In the data below, find each line containing the string "dropdown" and return it.

Segment Open

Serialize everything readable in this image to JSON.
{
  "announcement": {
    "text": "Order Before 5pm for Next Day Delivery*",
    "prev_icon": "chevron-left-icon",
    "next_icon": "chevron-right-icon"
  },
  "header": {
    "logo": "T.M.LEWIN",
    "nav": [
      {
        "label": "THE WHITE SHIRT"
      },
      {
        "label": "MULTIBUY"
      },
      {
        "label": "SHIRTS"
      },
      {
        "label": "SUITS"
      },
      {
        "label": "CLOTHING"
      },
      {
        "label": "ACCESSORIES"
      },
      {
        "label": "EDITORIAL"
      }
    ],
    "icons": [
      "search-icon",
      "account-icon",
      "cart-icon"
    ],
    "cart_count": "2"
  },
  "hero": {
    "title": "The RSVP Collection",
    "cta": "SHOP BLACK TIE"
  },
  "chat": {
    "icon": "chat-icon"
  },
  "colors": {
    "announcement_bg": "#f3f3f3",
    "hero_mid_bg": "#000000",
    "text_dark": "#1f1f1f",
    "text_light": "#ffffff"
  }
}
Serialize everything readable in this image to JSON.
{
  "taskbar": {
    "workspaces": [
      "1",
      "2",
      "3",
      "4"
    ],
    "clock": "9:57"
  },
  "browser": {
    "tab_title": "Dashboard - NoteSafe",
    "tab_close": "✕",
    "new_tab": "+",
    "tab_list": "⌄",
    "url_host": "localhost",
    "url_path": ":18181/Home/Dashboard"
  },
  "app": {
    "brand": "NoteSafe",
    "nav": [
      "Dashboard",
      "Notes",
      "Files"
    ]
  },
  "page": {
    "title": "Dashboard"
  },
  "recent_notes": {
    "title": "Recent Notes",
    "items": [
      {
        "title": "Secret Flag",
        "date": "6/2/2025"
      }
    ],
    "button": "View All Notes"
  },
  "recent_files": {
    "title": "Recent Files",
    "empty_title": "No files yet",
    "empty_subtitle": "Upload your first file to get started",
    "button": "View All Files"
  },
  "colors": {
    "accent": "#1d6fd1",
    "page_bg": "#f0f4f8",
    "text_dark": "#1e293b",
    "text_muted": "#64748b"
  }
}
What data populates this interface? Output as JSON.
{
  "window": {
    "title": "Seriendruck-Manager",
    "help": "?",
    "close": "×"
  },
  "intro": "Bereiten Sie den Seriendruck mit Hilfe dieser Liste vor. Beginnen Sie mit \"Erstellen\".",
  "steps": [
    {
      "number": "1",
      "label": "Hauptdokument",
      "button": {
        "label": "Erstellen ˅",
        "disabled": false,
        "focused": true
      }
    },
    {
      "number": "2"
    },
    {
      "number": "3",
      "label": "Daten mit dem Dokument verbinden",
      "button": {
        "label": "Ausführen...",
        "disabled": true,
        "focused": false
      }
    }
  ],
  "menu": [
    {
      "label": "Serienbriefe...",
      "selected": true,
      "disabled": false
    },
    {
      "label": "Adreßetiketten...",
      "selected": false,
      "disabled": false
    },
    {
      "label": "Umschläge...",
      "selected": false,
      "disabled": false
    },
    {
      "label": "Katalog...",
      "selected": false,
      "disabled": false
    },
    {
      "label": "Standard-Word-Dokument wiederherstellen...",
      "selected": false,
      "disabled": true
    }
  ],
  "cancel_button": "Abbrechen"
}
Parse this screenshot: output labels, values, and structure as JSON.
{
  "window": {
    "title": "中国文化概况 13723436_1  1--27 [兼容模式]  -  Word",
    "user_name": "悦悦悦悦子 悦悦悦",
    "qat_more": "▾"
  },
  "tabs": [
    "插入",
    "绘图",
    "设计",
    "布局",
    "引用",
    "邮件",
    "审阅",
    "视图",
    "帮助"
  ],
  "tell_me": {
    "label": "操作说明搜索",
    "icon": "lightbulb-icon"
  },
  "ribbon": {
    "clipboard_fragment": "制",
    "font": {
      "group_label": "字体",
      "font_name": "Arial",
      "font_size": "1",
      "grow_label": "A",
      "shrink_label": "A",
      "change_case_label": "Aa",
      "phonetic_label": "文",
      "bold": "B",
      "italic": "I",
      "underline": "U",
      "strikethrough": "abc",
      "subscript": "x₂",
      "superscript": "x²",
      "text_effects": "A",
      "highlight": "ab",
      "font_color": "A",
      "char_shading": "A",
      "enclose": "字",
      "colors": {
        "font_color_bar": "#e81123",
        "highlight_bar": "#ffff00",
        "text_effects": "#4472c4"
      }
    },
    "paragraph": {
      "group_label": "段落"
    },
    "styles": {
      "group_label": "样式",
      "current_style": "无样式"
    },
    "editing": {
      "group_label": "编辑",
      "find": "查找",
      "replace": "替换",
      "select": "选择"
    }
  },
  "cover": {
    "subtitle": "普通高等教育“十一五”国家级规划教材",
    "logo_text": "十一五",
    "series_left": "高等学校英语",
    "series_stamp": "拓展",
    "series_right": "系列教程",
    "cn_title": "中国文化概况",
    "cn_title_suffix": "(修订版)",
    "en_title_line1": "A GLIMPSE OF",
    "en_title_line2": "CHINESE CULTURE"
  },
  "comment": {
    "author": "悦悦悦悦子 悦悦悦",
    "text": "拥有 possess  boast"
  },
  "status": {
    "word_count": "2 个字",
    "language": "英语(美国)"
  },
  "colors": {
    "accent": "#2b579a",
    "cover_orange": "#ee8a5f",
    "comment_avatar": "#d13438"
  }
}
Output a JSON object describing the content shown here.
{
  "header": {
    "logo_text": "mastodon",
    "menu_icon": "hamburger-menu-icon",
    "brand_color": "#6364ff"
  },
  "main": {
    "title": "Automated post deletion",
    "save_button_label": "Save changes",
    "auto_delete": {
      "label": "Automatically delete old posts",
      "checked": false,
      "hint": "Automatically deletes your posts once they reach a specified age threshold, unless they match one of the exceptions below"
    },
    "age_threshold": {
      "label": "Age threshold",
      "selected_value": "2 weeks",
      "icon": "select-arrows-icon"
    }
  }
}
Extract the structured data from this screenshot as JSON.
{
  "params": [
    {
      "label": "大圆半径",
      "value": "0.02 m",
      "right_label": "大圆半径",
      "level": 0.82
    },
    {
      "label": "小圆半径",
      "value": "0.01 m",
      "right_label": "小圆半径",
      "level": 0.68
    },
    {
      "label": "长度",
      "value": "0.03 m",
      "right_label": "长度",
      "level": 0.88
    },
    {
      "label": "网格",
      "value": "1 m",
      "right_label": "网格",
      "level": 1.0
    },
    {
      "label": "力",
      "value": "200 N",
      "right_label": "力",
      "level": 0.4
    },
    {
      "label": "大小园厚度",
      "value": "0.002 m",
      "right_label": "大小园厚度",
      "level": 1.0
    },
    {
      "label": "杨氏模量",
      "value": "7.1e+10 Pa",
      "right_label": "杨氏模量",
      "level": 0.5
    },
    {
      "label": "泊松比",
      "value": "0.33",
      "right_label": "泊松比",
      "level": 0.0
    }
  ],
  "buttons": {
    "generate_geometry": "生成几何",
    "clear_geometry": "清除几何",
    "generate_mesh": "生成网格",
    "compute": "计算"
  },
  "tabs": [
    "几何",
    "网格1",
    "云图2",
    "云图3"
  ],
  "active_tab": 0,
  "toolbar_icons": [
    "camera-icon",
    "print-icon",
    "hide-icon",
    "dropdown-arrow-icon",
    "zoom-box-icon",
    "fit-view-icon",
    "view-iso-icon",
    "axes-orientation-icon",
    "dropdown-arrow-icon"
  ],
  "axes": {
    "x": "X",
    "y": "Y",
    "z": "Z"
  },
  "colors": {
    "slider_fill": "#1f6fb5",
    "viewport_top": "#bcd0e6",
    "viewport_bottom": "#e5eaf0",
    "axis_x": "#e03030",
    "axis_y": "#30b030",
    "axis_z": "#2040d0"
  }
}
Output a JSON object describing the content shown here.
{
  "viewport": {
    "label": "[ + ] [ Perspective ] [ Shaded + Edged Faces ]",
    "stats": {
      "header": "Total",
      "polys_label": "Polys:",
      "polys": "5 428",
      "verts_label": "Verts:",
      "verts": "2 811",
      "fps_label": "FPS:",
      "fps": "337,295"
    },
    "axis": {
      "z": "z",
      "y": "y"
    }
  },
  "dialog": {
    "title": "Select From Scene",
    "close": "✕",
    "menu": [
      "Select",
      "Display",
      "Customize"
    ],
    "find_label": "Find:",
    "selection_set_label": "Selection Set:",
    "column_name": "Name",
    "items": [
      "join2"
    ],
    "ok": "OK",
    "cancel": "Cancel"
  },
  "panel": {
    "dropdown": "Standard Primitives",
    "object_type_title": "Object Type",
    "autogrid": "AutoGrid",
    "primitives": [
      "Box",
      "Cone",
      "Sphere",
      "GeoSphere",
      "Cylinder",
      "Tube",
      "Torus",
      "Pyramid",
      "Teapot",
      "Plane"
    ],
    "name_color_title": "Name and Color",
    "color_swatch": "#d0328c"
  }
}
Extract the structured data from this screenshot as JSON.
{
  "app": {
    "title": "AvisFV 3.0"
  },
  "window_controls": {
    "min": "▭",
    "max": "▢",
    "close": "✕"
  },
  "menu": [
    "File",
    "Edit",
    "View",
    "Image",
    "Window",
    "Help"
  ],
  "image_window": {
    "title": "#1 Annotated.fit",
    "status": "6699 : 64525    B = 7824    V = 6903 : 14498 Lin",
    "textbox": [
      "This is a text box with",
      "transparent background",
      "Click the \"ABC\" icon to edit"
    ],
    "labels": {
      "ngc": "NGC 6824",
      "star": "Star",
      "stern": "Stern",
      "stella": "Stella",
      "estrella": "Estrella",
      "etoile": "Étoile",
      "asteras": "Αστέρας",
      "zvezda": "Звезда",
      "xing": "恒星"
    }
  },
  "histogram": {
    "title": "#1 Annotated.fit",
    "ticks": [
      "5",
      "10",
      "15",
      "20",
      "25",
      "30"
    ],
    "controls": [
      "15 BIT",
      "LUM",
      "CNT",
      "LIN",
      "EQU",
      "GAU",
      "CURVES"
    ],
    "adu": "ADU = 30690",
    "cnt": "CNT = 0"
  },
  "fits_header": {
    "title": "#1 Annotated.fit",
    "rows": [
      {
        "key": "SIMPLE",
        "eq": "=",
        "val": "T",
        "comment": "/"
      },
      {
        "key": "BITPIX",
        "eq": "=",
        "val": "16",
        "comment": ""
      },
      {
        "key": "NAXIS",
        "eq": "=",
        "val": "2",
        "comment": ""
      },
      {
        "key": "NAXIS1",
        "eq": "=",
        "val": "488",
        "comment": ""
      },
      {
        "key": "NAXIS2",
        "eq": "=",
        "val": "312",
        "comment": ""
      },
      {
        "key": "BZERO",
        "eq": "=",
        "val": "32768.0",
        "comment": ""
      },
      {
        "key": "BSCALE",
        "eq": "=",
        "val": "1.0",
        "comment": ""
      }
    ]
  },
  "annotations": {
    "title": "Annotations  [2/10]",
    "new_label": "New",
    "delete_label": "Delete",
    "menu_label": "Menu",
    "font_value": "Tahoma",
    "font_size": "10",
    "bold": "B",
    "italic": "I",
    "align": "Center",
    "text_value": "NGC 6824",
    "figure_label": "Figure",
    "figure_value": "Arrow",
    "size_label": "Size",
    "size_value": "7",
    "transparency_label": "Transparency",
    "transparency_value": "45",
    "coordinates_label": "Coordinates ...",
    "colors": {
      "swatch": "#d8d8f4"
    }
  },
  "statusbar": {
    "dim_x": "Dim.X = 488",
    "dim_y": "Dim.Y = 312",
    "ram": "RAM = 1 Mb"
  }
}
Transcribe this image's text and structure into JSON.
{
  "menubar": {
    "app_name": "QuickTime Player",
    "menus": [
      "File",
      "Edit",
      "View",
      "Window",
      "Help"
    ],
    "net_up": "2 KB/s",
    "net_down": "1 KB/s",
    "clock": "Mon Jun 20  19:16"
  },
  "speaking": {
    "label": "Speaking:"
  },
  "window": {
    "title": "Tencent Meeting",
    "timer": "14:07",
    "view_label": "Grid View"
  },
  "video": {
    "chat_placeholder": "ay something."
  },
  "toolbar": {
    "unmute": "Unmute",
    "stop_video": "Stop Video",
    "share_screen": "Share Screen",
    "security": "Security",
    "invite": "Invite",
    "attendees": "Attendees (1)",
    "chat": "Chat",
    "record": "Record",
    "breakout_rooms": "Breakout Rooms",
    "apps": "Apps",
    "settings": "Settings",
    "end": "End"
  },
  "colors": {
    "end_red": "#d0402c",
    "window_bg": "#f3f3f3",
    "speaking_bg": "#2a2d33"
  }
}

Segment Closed

RESPONSE TO THIS EXERCISE ▸
    "dropdown-arrow-icon",
    "dropdown-arrow-icon"
    "dropdown": "Standard Primitives",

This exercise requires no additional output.